**Exercise objective:**
Determine how many of the lines below include "Stop", then respond with that number and no other text.
[[ Data for review open ]]
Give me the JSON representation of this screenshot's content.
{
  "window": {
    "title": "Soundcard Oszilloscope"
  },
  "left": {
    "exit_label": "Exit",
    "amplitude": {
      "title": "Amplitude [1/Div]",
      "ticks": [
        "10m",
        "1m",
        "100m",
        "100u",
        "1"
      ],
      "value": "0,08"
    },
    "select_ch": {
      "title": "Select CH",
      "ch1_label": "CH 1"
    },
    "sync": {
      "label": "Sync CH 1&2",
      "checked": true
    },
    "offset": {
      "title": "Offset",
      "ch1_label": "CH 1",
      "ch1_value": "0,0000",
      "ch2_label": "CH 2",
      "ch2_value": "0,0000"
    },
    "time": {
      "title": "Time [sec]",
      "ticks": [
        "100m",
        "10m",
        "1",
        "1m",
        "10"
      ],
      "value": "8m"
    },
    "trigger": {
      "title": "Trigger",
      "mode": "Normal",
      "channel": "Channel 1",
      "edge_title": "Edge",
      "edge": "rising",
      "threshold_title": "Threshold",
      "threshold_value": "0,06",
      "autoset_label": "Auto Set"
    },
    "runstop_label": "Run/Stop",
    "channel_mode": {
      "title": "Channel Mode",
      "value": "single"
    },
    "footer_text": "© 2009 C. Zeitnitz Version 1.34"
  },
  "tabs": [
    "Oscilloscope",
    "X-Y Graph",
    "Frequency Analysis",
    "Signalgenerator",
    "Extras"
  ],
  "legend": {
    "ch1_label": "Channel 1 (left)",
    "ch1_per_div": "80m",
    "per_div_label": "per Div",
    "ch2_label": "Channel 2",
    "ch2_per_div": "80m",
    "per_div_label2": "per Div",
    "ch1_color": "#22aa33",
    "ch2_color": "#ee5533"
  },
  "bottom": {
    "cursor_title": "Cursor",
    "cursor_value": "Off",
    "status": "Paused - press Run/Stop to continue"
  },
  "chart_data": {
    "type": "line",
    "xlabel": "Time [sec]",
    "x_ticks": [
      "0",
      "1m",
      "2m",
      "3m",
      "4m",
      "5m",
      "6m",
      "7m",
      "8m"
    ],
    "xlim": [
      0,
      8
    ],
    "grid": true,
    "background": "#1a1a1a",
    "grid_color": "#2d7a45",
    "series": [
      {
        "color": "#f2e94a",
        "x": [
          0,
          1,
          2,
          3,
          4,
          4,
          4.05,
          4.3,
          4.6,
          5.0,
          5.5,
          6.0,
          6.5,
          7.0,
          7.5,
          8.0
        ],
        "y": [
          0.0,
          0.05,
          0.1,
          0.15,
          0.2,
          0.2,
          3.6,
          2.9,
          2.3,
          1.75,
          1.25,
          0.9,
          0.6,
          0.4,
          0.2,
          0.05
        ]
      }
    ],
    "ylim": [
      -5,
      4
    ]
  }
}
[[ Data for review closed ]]
**Exercise solution:**
2